Without the images, write out the entries word for word.
*** Block opens ***
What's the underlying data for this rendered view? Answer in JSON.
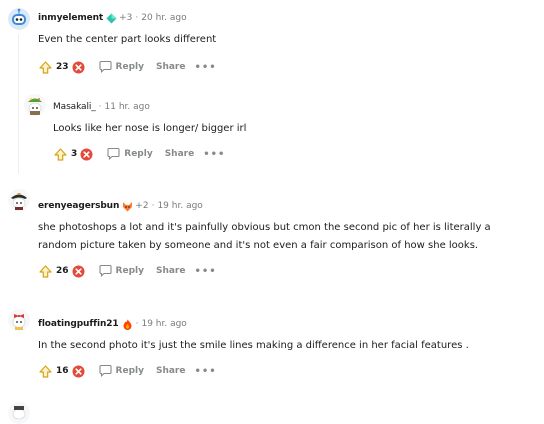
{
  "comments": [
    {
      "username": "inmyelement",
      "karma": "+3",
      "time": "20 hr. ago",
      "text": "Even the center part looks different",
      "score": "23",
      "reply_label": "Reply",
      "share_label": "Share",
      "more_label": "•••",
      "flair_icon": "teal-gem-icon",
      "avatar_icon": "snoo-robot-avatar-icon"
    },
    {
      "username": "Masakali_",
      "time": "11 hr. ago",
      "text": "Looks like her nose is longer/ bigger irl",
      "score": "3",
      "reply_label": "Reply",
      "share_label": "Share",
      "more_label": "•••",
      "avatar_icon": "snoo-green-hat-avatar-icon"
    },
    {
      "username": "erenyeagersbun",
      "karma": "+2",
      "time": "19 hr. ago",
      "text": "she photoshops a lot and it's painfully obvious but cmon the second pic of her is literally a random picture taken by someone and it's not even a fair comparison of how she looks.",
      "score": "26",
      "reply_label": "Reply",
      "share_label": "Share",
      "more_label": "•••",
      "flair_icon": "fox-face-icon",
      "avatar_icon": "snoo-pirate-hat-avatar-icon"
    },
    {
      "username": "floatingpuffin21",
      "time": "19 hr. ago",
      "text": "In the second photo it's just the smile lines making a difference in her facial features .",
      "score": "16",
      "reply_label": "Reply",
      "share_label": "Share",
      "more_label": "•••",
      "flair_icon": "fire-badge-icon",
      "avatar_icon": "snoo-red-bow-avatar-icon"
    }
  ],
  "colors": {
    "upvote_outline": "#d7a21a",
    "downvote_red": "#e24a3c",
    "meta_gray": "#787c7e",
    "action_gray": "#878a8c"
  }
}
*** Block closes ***
- **TASK SOLUTION**
What's the underlying data for this rendered view? Answer in JSON.
{
  "comments": [
    {
      "username": "inmyelement",
      "karma": "+3",
      "time": "20 hr. ago",
      "text": "Even the center part looks different",
      "score": "23",
      "reply_label": "Reply",
      "share_label": "Share",
      "more_label": "•••",
      "flair_icon": "teal-gem-icon",
      "avatar_icon": "snoo-robot-avatar-icon"
    },
    {
      "username": "Masakali_",
      "time": "11 hr. ago",
      "text": "Looks like her nose is longer/ bigger irl",
      "score": "3",
      "reply_label": "Reply",
      "share_label": "Share",
      "more_label": "•••",
      "avatar_icon": "snoo-green-hat-avatar-icon"
    },
    {
      "username": "erenyeagersbun",
      "karma": "+2",
      "time": "19 hr. ago",
      "text": "she photoshops a lot and it's painfully obvious but cmon the second pic of her is literally a random picture taken by someone and it's not even a fair comparison of how she looks.",
      "score": "26",
      "reply_label": "Reply",
      "share_label": "Share",
      "more_label": "•••",
      "flair_icon": "fox-face-icon",
      "avatar_icon": "snoo-pirate-hat-avatar-icon"
    },
    {
      "username": "floatingpuffin21",
      "time": "19 hr. ago",
      "text": "In the second photo it's just the smile lines making a difference in her facial features .",
      "score": "16",
      "reply_label": "Reply",
      "share_label": "Share",
      "more_label": "•••",
      "flair_icon": "fire-badge-icon",
      "avatar_icon": "snoo-red-bow-avatar-icon"
    }
  ],
  "colors": {
    "upvote_outline": "#d7a21a",
    "downvote_red": "#e24a3c",
    "meta_gray": "#787c7e",
    "action_gray": "#878a8c"
  }
}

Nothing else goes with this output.